October 13th, 2020
By Asra Haque
“There is no scientific evidence that suggests that capital punishment effectively deters crimes. Rather, it is the certainty of getting caught and being punished for committing an offence that discourages potential culprits,” said Ambassador of the European Union (EU) to Pakistan, Ms. Androulla Kaminara. Kaminara was speaking at an event for the World Day against the Death Penalty which falls on October 10.
Kaminara’s statements reiterated the findings of long-standing studies on the subject, that have concluded that the incidence of crime, especially serious offences such as homicide, were higher in countries that carried out capital punishment as compared to countries that have abolished it for all crimes. The research contained in these studies found that abolishing the death penalty coincided with strengthened rule of law, increasing the probability as well as the certainty of offenders committing a crime and therefore deterring them from offending a second time, or in the first place.
This is no chain of coincidence – in the absence of severe penalties for severe offences, a government has greater motive to improve the implementation of existing law, investigative practices of the police and the justice system in order to ensure that offenders are awarded due punishment and the public remains content.
However, in countries where violence pervades culture and societal norms, it is difficult to convince the general public that cruelty cannot be dissuaded by responding to it in kind.
Even with the death penalty, heinous offences such as murder and rape continue to plague the country’s citizens, especially its women and children.
Following the rape and murder of five-year old Marwah in Karachi on September 6, and then the Lahore-Sialkot motorway gang rape incident which transpired merely a few days later on September 10, there was much talk of doling out punishment of the severest degree to the offenders in the incidents – but with the death penalty already in place, how much crueler could the punishment have been?
There is now an increasing demand by the public as well as several of the country’s lawmakers to hang culprits in heinous crimes in view of the general populace, a call that has been met with grave concern by rights advocates and civil society members who understand that making a spectacle out of death will only facilitate aggression and violence within society. Furthermore, given the high incidence of innocents being punished by hanging, due to a severely deficient police and justice system, such barbaric acts will accomplish no good for society.
A total of 106 nations have imposed a ban on capital punishment for civilian and military crimes, with the Republic of Chad and Kazakhstan being the most recent nation states to do so this year. Twenty-eight countries have banned it in practice, in that they have not carried out any executions in the last decade or more and have a policy of not carrying out executions (according to Amnesty International standards). Seven countries have abolished it in law and in practice and have not carried out any executions in the last 14 or more years.

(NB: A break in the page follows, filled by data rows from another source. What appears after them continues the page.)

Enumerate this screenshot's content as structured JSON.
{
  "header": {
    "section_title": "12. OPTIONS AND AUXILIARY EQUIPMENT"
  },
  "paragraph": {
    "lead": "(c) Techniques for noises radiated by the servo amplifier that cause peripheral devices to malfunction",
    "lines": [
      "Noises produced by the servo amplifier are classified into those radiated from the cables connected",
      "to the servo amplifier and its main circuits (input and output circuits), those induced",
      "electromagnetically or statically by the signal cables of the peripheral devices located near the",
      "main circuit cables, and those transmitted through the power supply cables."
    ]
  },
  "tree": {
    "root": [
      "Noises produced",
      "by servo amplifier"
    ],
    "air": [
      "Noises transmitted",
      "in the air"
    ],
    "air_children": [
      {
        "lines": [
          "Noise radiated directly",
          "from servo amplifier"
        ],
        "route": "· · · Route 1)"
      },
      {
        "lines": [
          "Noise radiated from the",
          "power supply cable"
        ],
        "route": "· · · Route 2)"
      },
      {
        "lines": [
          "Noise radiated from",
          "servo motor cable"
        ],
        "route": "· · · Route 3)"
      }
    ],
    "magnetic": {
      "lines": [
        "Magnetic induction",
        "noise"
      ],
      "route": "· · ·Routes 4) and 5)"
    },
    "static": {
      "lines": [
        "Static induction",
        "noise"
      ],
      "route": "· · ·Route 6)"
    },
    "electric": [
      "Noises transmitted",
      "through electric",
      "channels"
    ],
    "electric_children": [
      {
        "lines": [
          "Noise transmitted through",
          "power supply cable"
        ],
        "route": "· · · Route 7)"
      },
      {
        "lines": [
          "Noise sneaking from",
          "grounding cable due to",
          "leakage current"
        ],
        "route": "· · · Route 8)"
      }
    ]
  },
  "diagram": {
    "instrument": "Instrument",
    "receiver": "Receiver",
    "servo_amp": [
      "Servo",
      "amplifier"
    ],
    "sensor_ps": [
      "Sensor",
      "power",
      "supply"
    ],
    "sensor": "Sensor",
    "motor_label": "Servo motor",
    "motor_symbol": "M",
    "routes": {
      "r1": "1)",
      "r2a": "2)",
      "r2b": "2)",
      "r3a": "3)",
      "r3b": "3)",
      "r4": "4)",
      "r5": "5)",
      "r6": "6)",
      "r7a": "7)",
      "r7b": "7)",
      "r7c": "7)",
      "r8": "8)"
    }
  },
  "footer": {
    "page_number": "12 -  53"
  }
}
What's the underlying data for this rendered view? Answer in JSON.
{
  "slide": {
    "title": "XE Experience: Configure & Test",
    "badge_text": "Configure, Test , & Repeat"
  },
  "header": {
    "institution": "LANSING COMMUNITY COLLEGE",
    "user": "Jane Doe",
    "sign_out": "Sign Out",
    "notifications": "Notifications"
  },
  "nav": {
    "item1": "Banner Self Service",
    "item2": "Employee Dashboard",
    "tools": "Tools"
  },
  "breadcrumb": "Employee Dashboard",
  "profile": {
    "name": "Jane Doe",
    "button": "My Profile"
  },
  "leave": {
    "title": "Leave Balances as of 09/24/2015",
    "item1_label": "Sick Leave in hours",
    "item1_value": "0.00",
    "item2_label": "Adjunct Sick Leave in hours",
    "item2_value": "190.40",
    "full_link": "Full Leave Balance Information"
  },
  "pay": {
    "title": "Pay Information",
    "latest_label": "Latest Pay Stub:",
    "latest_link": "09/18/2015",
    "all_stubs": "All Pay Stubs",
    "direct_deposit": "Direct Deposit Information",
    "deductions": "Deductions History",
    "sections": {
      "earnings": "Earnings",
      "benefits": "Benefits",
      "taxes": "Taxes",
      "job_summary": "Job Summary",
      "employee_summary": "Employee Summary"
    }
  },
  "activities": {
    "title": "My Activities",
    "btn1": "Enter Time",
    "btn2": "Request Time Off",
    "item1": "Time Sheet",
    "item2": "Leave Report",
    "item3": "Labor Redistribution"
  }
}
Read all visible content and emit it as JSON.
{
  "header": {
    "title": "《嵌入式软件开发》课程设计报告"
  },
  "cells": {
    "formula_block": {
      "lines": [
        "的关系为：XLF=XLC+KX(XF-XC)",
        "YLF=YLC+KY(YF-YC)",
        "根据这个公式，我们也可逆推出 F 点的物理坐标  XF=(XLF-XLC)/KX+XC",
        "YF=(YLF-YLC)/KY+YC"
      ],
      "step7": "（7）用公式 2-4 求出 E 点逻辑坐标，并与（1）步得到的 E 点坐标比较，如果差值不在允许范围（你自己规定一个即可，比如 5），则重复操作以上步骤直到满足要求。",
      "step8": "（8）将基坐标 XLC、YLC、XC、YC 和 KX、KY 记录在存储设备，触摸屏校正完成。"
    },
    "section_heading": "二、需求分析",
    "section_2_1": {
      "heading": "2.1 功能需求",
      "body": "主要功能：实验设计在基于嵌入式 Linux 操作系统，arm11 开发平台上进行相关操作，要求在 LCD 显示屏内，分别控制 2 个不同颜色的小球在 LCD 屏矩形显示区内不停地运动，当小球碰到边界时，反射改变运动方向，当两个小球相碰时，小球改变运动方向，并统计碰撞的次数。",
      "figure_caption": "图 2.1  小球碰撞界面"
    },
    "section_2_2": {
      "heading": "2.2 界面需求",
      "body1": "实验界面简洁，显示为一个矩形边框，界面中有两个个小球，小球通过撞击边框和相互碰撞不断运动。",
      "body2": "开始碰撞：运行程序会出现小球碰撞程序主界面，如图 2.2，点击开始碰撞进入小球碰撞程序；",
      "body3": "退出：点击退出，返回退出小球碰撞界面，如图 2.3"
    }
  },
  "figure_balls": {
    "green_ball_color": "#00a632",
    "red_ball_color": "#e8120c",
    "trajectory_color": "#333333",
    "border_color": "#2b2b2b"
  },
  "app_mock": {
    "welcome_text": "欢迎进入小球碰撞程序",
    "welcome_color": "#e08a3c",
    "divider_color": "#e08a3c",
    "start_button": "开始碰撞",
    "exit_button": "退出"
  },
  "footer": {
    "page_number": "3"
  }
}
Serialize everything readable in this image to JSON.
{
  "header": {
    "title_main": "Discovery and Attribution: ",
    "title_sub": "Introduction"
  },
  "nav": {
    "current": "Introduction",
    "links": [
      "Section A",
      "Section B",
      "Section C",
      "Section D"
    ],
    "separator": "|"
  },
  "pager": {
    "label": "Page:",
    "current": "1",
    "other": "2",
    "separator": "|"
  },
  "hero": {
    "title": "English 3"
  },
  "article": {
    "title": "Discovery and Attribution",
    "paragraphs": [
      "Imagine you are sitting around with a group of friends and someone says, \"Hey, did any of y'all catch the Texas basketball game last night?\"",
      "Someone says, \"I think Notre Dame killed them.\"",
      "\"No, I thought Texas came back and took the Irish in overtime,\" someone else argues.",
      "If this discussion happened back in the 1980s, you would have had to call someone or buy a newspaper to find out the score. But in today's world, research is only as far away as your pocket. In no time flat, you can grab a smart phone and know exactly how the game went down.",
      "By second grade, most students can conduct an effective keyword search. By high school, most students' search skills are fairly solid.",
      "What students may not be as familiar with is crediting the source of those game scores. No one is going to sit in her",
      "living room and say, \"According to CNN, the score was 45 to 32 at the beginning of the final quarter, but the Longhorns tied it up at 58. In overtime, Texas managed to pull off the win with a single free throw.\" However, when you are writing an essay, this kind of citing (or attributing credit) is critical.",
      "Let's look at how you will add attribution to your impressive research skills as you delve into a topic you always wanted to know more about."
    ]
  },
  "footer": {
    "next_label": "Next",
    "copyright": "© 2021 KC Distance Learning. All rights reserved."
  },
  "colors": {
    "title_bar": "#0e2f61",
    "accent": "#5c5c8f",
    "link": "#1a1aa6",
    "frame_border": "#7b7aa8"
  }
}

However, the sentence is retained for exceptional circumstances, such as crimes committed during wartime.
Fifty four countries, including Pakistan, retain the death penalty in law and in practice. Pakistan had placed a moratorium on capital punishment in 2008, with only one execution taking place in 2012, but had lifted it in late 2014 after the Army Public School tragedy.
From 2014 to 2019, a total of 513 people have been executed in the country. Although no one has been executed so far this year, Pakistan possesses the world’s largest death row population, with over 4,225 inmates awaiting execution according to Amnesty International. Moreover, Pakistan is signatory to the UN Convention against Torture and Other Cruel, Inhuman or Degrading Treatment or Punishment (UNCAT) and the International Covenant on Civil and Political Rights (ICCPR), which forbid such cruel punishments to offenders.